There has been an onslaught of individuals in positions of power and/or high visibility owning up to and sharing about the mental health struggles that they go through. While this might seem like a lot or just down right triggering, it is actually an extremely noble and important thing to do. From the point of view of the individual sharing, the more you talk about it the easier it becomes to talk about. And from the perspective of the individual hearing the story, it makes your own mental health issues seem not as daunting and solidifies the point that you aren't alone.
I come at this from a very personal place. I have depression and anxiety, and when I was in high school I tried to kill myself. Twice. This has always been hard for me to talk about, especially when I was going through the thick of it. I didn't want to come off as weak or sick, I didn't want to be burden on my loved ones. I felt I had to keep up the facade of the straight A student who was nice to everyone. Even after my suicide attempts, I did not talk about my mental health openly EVER. This was an incredibly damaging and unhealthy mindset to have, as it forced me to internalize everything I was feeling and not feel comfortable around those I was closest to. Recently, I have finally become not only comfortable, but confident with sharing my story to those around me.
This brings me to the feeling that as a community we have to drastically change the way we talk about and perceive mental health issues. If we make the environment more open and understanding, people may have an easier time sharing their story early on. The more stories that are shared will hopefully work to lessen the stigma around talking about mental health in the first place. That was a main reason I decided to share what I went though 4 years later. I hope that it helps just one person see the light at the end of the tunnel and not feel so alone. Hive Theory stands for community and works to strengthen it with everything we do, and the mental health of a community is an incredibly important thing. That's part of the reason we started our People of FoCo campaign, to show the different types of people that make up our community and the problems that they all face. We want to show that to make a hive, you need many different bees with different strengths and weaknesses.

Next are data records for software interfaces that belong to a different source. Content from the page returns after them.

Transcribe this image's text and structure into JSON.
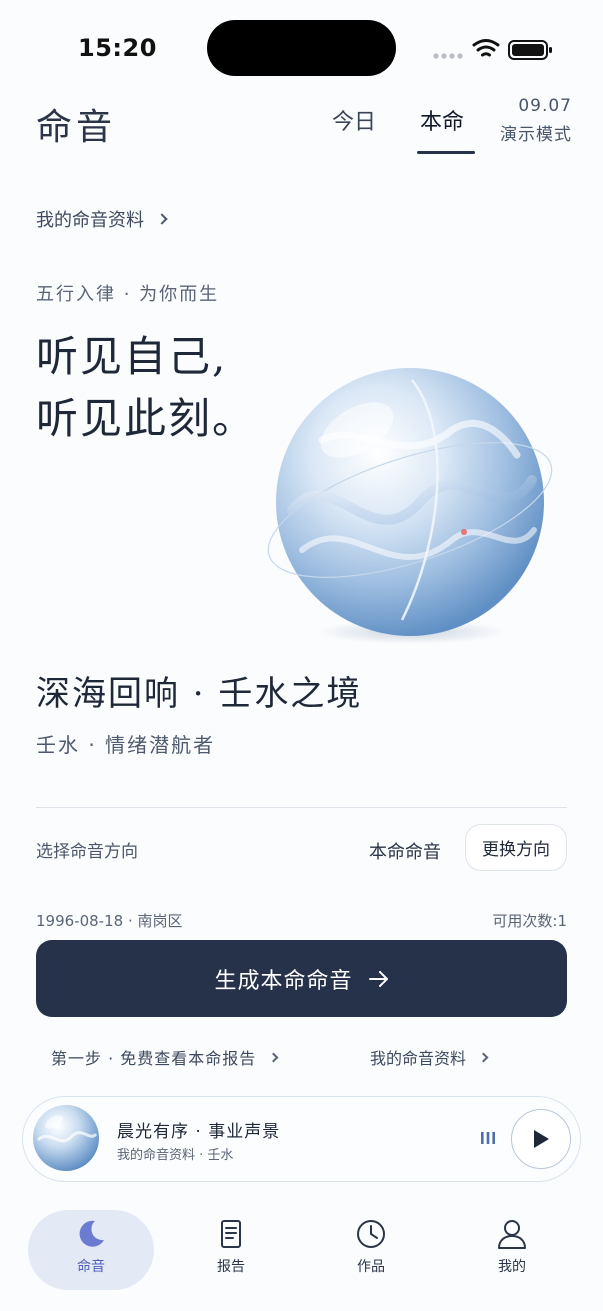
{
  "status_bar": {
    "time": "15:20"
  },
  "header": {
    "app_title": "命音",
    "tabs": [
      {
        "label": "今日",
        "active": false
      },
      {
        "label": "本命",
        "active": true
      }
    ],
    "date": "09.07",
    "mode": "演示模式"
  },
  "profile_link": "我的命音资料",
  "tagline": "五行入律 · 为你而生",
  "hero": {
    "line1": "听见自己,",
    "line2": "听见此刻。"
  },
  "sound": {
    "title": "深海回响 · 壬水之境",
    "subtitle": "壬水 · 情绪潜航者"
  },
  "direction": {
    "label": "选择命音方向",
    "value": "本命命音",
    "button": "更换方向"
  },
  "birth_info": "1996-08-18 · 南岗区",
  "uses_left": "可用次数:1",
  "generate_button": "生成本命命音",
  "links": {
    "step": "第一步 · 免费查看本命报告",
    "profile": "我的命音资料"
  },
  "player": {
    "title": "晨光有序 · 事业声景",
    "subtitle": "我的命音资料 · 壬水"
  },
  "nav": [
    {
      "label": "命音",
      "icon": "moon-icon",
      "active": true
    },
    {
      "label": "报告",
      "icon": "document-icon",
      "active": false
    },
    {
      "label": "作品",
      "icon": "clock-icon",
      "active": false
    },
    {
      "label": "我的",
      "icon": "person-icon",
      "active": false
    }
  ],
  "colors": {
    "accent_dark": "#26324a",
    "nav_active": "#4f5fb8",
    "nav_active_bg": "#e3e9f5"
  }
}
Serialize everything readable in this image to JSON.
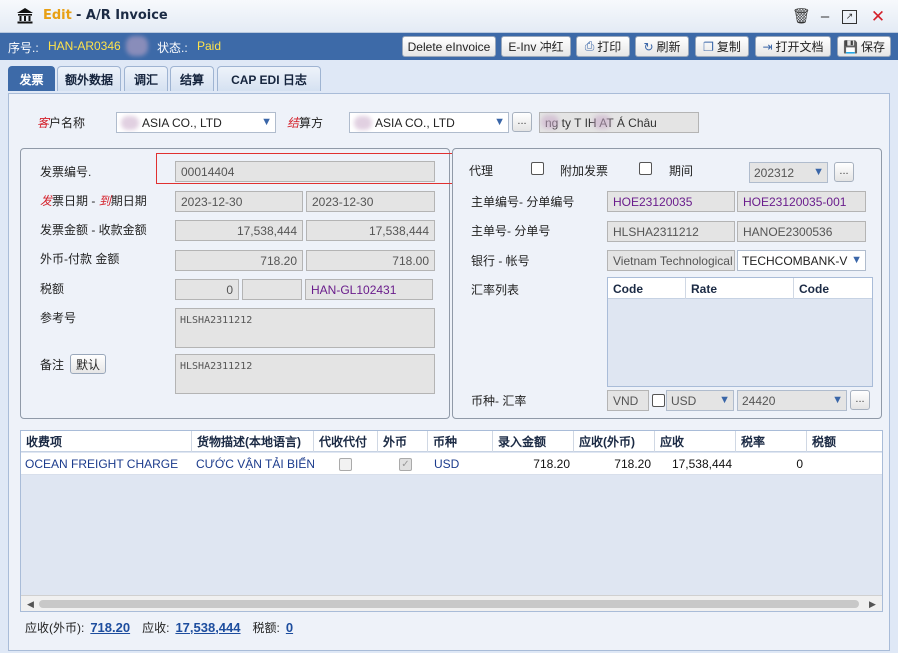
{
  "window": {
    "app": "Edit",
    "sep": "- A/R Invoice"
  },
  "info": {
    "seq_label": "序号.:",
    "seq_value": "HAN-AR0346",
    "status_label": "状态.:",
    "status_value": "Paid"
  },
  "toolbar": {
    "delete_einvoice": "Delete eInvoice",
    "einv_red": "E-Inv 冲红",
    "print": "打印",
    "refresh": "刷新",
    "copy": "复制",
    "open_doc": "打开文档",
    "save": "保存"
  },
  "tabs": [
    "发票",
    "额外数据",
    "调汇",
    "结算",
    "CAP EDI 日志"
  ],
  "customer": {
    "label_a": "客",
    "label_b": "户名称",
    "value": "ASIA CO., LTD",
    "settle_a": "结",
    "settle_b": "算方",
    "settle_value": "ASIA CO., LTD",
    "party_value": "ng ty T    IH AT Á Châu",
    "more": "..."
  },
  "left": {
    "invoice_no_label": "发票编号.",
    "invoice_no": "00014404",
    "date_a": "发",
    "date_b": "票日期 - ",
    "date_c": "到",
    "date_d": "期日期",
    "invoice_date": "2023-12-30",
    "due_date": "2023-12-30",
    "amount_label": "发票金额 - 收款金额",
    "invoice_amount": "17,538,444",
    "received_amount": "17,538,444",
    "fx_label": "外币-付款 金额",
    "fx_amount": "718.20",
    "fx_paid": "718.00",
    "tax_label": "税额",
    "tax_value": "0",
    "tax_extra": "",
    "tax_ref": "HAN-GL102431",
    "ref_label": "参考号",
    "ref_value": "HLSHA2311212",
    "remark_label": "备注",
    "default_btn": "默认",
    "remark_value": "HLSHA2311212"
  },
  "right": {
    "agent_label": "代理",
    "addl_invoice_label": "附加发票",
    "period_label": "期间",
    "period_value": "202312",
    "mbl_label": "主单编号- 分单编号",
    "mbl_no": "HOE23120035",
    "hbl_no": "HOE23120035-001",
    "master_label": "主单号- 分单号",
    "master_no": "HLSHA2311212",
    "house_no": "HANOE2300536",
    "bank_label": "银行 - 帐号",
    "bank_name": "Vietnam Technological",
    "bank_account": "TECHCOMBANK-V",
    "rate_list_label": "汇率列表",
    "rate_cols": [
      "Code",
      "Rate",
      "Code"
    ],
    "currency_label": "币种- 汇率",
    "currency_local": "VND",
    "currency_fx": "USD",
    "rate_value": "24420"
  },
  "charges": {
    "columns": [
      "收费项",
      "货物描述(本地语言)",
      "代收代付",
      "外币",
      "币种",
      "录入金额",
      "应收(外币)",
      "应收",
      "税率",
      "税额"
    ],
    "rows": [
      {
        "item": "OCEAN FREIGHT CHARGE",
        "desc": "CƯỚC VẬN TẢI BIỂN",
        "currency": "USD",
        "entered": "718.20",
        "ar_fx": "718.20",
        "ar": "17,538,444",
        "tax_rate": "0",
        "tax": ""
      }
    ]
  },
  "footer": {
    "ar_fx_label": "应收(外币):",
    "ar_fx_value": "718.20",
    "ar_label": "应收:",
    "ar_value": "17,538,444",
    "tax_label": "税额:",
    "tax_value": "0"
  },
  "colors": {
    "accent": "#3d6aa8",
    "status": "#ffe34a",
    "highlight_box": "#e03030"
  }
}
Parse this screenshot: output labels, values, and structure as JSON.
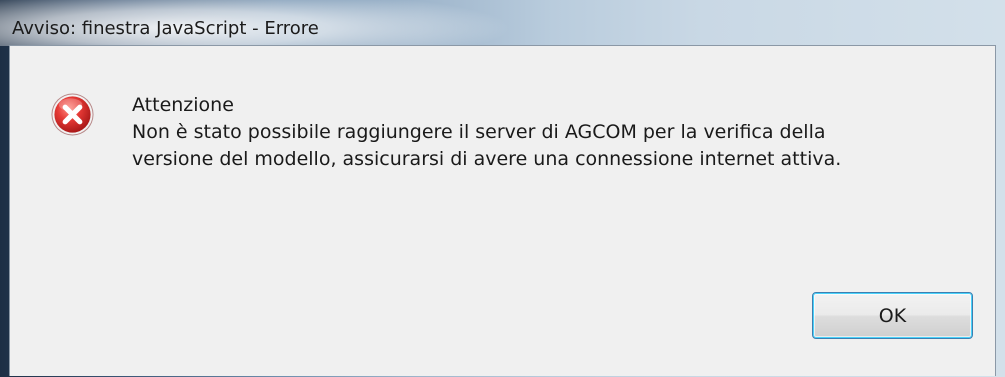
{
  "window": {
    "title": "Avviso: finestra JavaScript - Errore"
  },
  "dialog": {
    "icon": "error-icon",
    "heading": "Attenzione",
    "message_line1": "Non è stato possibile raggiungere il server di AGCOM per la verifica della",
    "message_line2": "versione del modello, assicurarsi di avere una connessione internet attiva.",
    "ok_label": "OK"
  },
  "colors": {
    "icon_red": "#c62828",
    "button_focus_border": "#3c7fb1",
    "dialog_background": "#f0f0f0"
  }
}
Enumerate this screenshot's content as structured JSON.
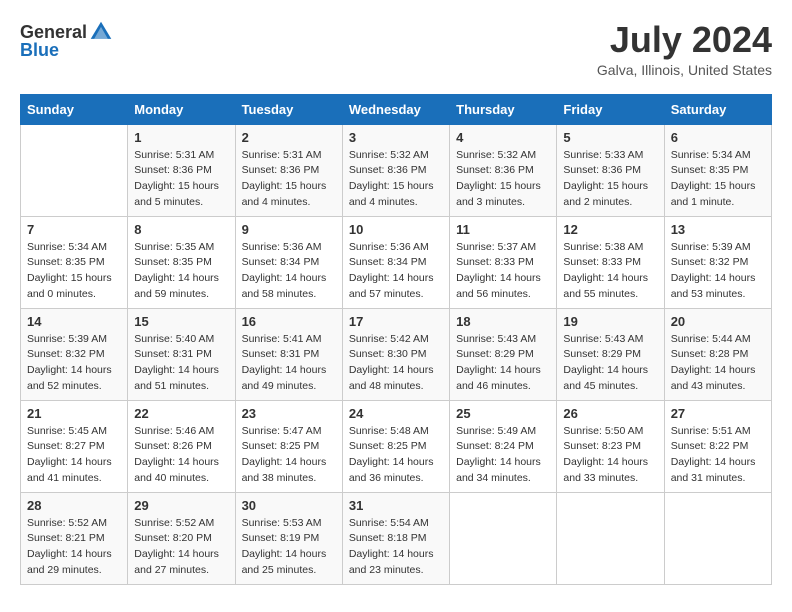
{
  "header": {
    "logo_general": "General",
    "logo_blue": "Blue",
    "month_year": "July 2024",
    "location": "Galva, Illinois, United States"
  },
  "days_of_week": [
    "Sunday",
    "Monday",
    "Tuesday",
    "Wednesday",
    "Thursday",
    "Friday",
    "Saturday"
  ],
  "weeks": [
    [
      {
        "day": "",
        "info": ""
      },
      {
        "day": "1",
        "info": "Sunrise: 5:31 AM\nSunset: 8:36 PM\nDaylight: 15 hours\nand 5 minutes."
      },
      {
        "day": "2",
        "info": "Sunrise: 5:31 AM\nSunset: 8:36 PM\nDaylight: 15 hours\nand 4 minutes."
      },
      {
        "day": "3",
        "info": "Sunrise: 5:32 AM\nSunset: 8:36 PM\nDaylight: 15 hours\nand 4 minutes."
      },
      {
        "day": "4",
        "info": "Sunrise: 5:32 AM\nSunset: 8:36 PM\nDaylight: 15 hours\nand 3 minutes."
      },
      {
        "day": "5",
        "info": "Sunrise: 5:33 AM\nSunset: 8:36 PM\nDaylight: 15 hours\nand 2 minutes."
      },
      {
        "day": "6",
        "info": "Sunrise: 5:34 AM\nSunset: 8:35 PM\nDaylight: 15 hours\nand 1 minute."
      }
    ],
    [
      {
        "day": "7",
        "info": "Sunrise: 5:34 AM\nSunset: 8:35 PM\nDaylight: 15 hours\nand 0 minutes."
      },
      {
        "day": "8",
        "info": "Sunrise: 5:35 AM\nSunset: 8:35 PM\nDaylight: 14 hours\nand 59 minutes."
      },
      {
        "day": "9",
        "info": "Sunrise: 5:36 AM\nSunset: 8:34 PM\nDaylight: 14 hours\nand 58 minutes."
      },
      {
        "day": "10",
        "info": "Sunrise: 5:36 AM\nSunset: 8:34 PM\nDaylight: 14 hours\nand 57 minutes."
      },
      {
        "day": "11",
        "info": "Sunrise: 5:37 AM\nSunset: 8:33 PM\nDaylight: 14 hours\nand 56 minutes."
      },
      {
        "day": "12",
        "info": "Sunrise: 5:38 AM\nSunset: 8:33 PM\nDaylight: 14 hours\nand 55 minutes."
      },
      {
        "day": "13",
        "info": "Sunrise: 5:39 AM\nSunset: 8:32 PM\nDaylight: 14 hours\nand 53 minutes."
      }
    ],
    [
      {
        "day": "14",
        "info": "Sunrise: 5:39 AM\nSunset: 8:32 PM\nDaylight: 14 hours\nand 52 minutes."
      },
      {
        "day": "15",
        "info": "Sunrise: 5:40 AM\nSunset: 8:31 PM\nDaylight: 14 hours\nand 51 minutes."
      },
      {
        "day": "16",
        "info": "Sunrise: 5:41 AM\nSunset: 8:31 PM\nDaylight: 14 hours\nand 49 minutes."
      },
      {
        "day": "17",
        "info": "Sunrise: 5:42 AM\nSunset: 8:30 PM\nDaylight: 14 hours\nand 48 minutes."
      },
      {
        "day": "18",
        "info": "Sunrise: 5:43 AM\nSunset: 8:29 PM\nDaylight: 14 hours\nand 46 minutes."
      },
      {
        "day": "19",
        "info": "Sunrise: 5:43 AM\nSunset: 8:29 PM\nDaylight: 14 hours\nand 45 minutes."
      },
      {
        "day": "20",
        "info": "Sunrise: 5:44 AM\nSunset: 8:28 PM\nDaylight: 14 hours\nand 43 minutes."
      }
    ],
    [
      {
        "day": "21",
        "info": "Sunrise: 5:45 AM\nSunset: 8:27 PM\nDaylight: 14 hours\nand 41 minutes."
      },
      {
        "day": "22",
        "info": "Sunrise: 5:46 AM\nSunset: 8:26 PM\nDaylight: 14 hours\nand 40 minutes."
      },
      {
        "day": "23",
        "info": "Sunrise: 5:47 AM\nSunset: 8:25 PM\nDaylight: 14 hours\nand 38 minutes."
      },
      {
        "day": "24",
        "info": "Sunrise: 5:48 AM\nSunset: 8:25 PM\nDaylight: 14 hours\nand 36 minutes."
      },
      {
        "day": "25",
        "info": "Sunrise: 5:49 AM\nSunset: 8:24 PM\nDaylight: 14 hours\nand 34 minutes."
      },
      {
        "day": "26",
        "info": "Sunrise: 5:50 AM\nSunset: 8:23 PM\nDaylight: 14 hours\nand 33 minutes."
      },
      {
        "day": "27",
        "info": "Sunrise: 5:51 AM\nSunset: 8:22 PM\nDaylight: 14 hours\nand 31 minutes."
      }
    ],
    [
      {
        "day": "28",
        "info": "Sunrise: 5:52 AM\nSunset: 8:21 PM\nDaylight: 14 hours\nand 29 minutes."
      },
      {
        "day": "29",
        "info": "Sunrise: 5:52 AM\nSunset: 8:20 PM\nDaylight: 14 hours\nand 27 minutes."
      },
      {
        "day": "30",
        "info": "Sunrise: 5:53 AM\nSunset: 8:19 PM\nDaylight: 14 hours\nand 25 minutes."
      },
      {
        "day": "31",
        "info": "Sunrise: 5:54 AM\nSunset: 8:18 PM\nDaylight: 14 hours\nand 23 minutes."
      },
      {
        "day": "",
        "info": ""
      },
      {
        "day": "",
        "info": ""
      },
      {
        "day": "",
        "info": ""
      }
    ]
  ]
}
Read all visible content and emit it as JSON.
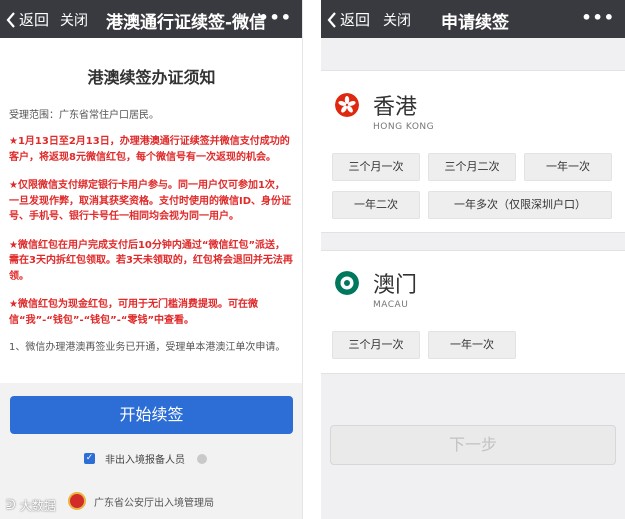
{
  "left": {
    "nav": {
      "back_label": "返回",
      "close_label": "关闭",
      "title": "港澳通行证续签-微信",
      "more_label": "•••"
    },
    "notice": {
      "title": "港澳续签办证须知",
      "scope": "受理范围：广东省常住户口居民。",
      "paragraphs": [
        "★1月13日至2月13日，办理港澳通行证续签并微信支付成功的客户，将返现8元微信红包，每个微信号有一次返现的机会。",
        "★仅限微信支付绑定银行卡用户参与。同一用户仅可参加1次，一旦发现作弊，取消其获奖资格。支付时使用的微信ID、身份证号、手机号、银行卡号任一相同均会视为同一用户。",
        "★微信红包在用户完成支付后10分钟内通过“微信红包”派送，需在3天内拆红包领取。若3天未领取的，红包将会退回并无法再领。",
        "★微信红包为现金红包，可用于无门槛消费提现。可在微信“我”-“钱包”-“钱包”-“零钱”中查看。"
      ],
      "trailing": "1、微信办理港澳再签业务已开通，受理单本港澳江单次申请。"
    },
    "start_button": "开始续签",
    "checkbox": {
      "checked_mark": "✓",
      "label": "非出入境报备人员"
    },
    "footer": "广东省公安厅出入境管理局",
    "watermark": "大数据"
  },
  "right": {
    "nav": {
      "back_label": "返回",
      "close_label": "关闭",
      "title": "申请续签",
      "more_label": "•••"
    },
    "regions": [
      {
        "name": "香港",
        "sub": "HONG KONG",
        "flag_color": "#de2910",
        "options": [
          "三个月一次",
          "三个月二次",
          "一年一次",
          "一年二次",
          "一年多次（仅限深圳户口）"
        ]
      },
      {
        "name": "澳门",
        "sub": "MACAU",
        "flag_color": "#00785e",
        "options": [
          "三个月一次",
          "一年一次"
        ]
      }
    ],
    "next_button": "下一步"
  },
  "colors": {
    "navbar": "#393a3f",
    "primary": "#2d6ed6",
    "notice_red": "#e02a2a"
  }
}
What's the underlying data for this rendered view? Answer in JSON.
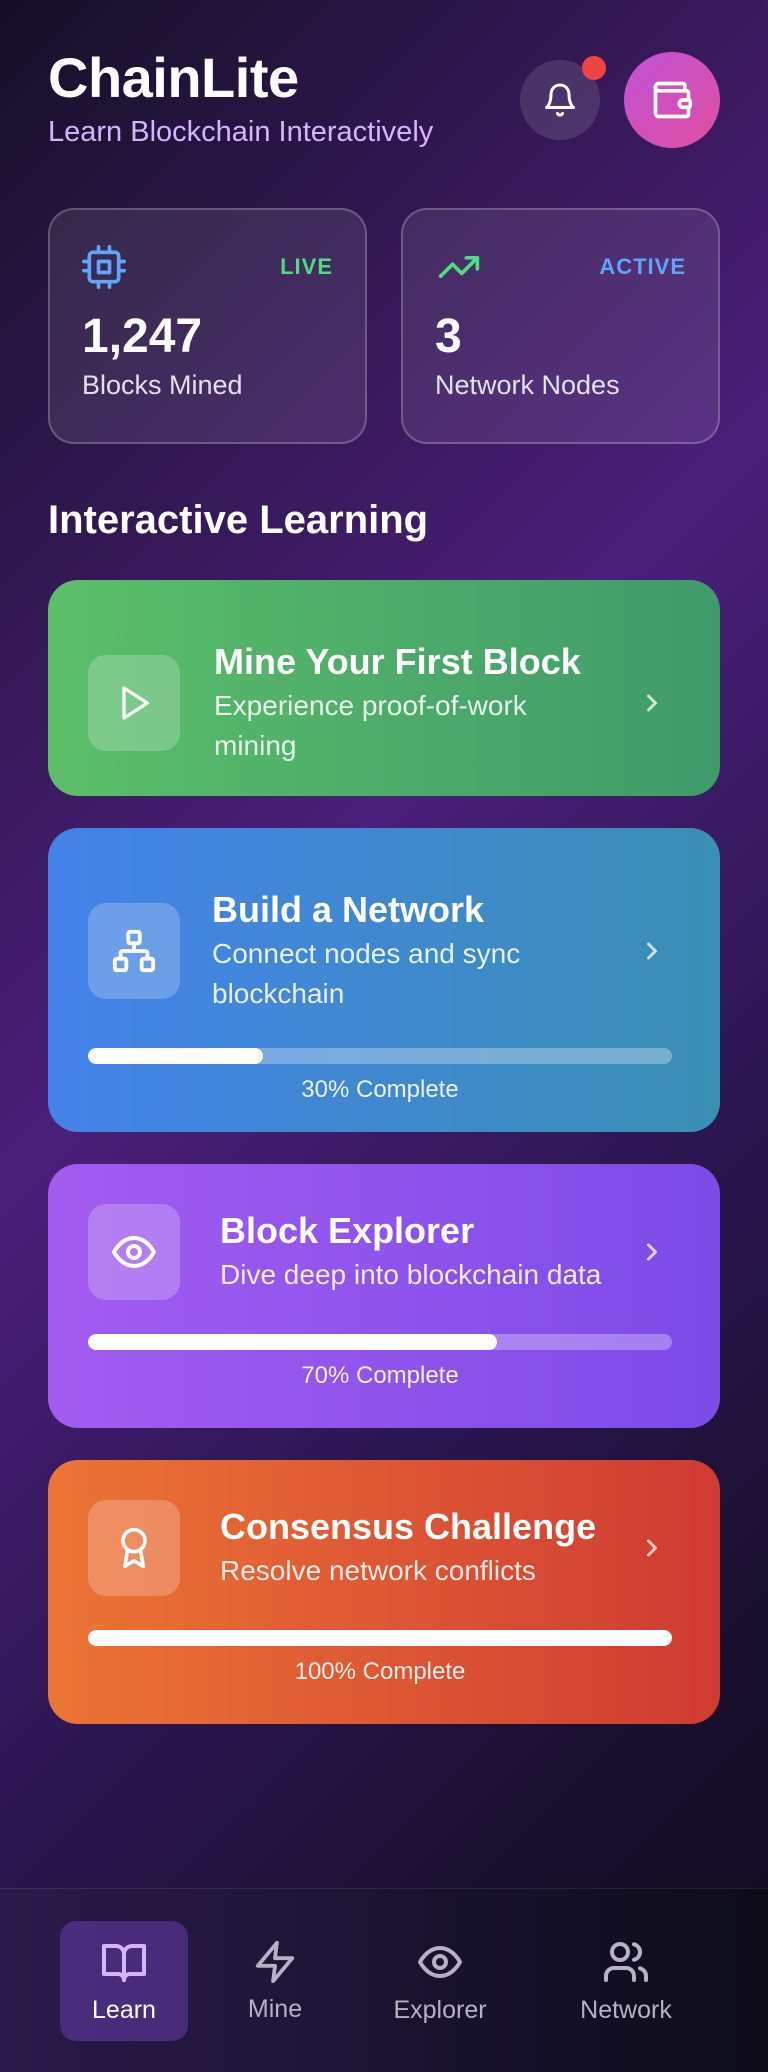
{
  "header": {
    "title": "ChainLite",
    "subtitle": "Learn Blockchain Interactively",
    "icons": [
      "bell-icon",
      "wallet-icon"
    ]
  },
  "stats": [
    {
      "badge": "LIVE",
      "badge_color": "#4ade80",
      "value": "1,247",
      "label": "Blocks Mined",
      "icon": "cpu-icon"
    },
    {
      "badge": "ACTIVE",
      "badge_color": "#60a5fa",
      "value": "3",
      "label": "Network Nodes",
      "icon": "trending-up-icon"
    }
  ],
  "section": {
    "title": "Interactive Learning"
  },
  "cards": [
    {
      "title": "Mine Your First Block",
      "desc_line1": "Experience proof-of-work",
      "desc_line2": "mining",
      "icon": "play-icon"
    },
    {
      "title": "Build a Network",
      "desc_line1": "Connect nodes and sync",
      "desc_line2": "blockchain",
      "icon": "network-icon",
      "progress": 0.3,
      "progress_label": "30% Complete"
    },
    {
      "title": "Block Explorer",
      "desc_line1": "Dive deep into blockchain data",
      "icon": "eye-icon",
      "progress": 0.7,
      "progress_label": "70% Complete"
    },
    {
      "title": "Consensus Challenge",
      "desc_line1": "Resolve network conflicts",
      "icon": "award-icon",
      "progress": 1.0,
      "progress_label": "100% Complete"
    }
  ],
  "nav": [
    {
      "label": "Learn",
      "icon": "book-icon",
      "active": true
    },
    {
      "label": "Mine",
      "icon": "zap-icon"
    },
    {
      "label": "Explorer",
      "icon": "eye-icon"
    },
    {
      "label": "Network",
      "icon": "users-icon"
    }
  ]
}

We also hope to increase the amount of blog posts we do about important issues like mental health, to keep the dialog organic and flowing. Do you have a topic that you want to hear about? Let us know in the comments.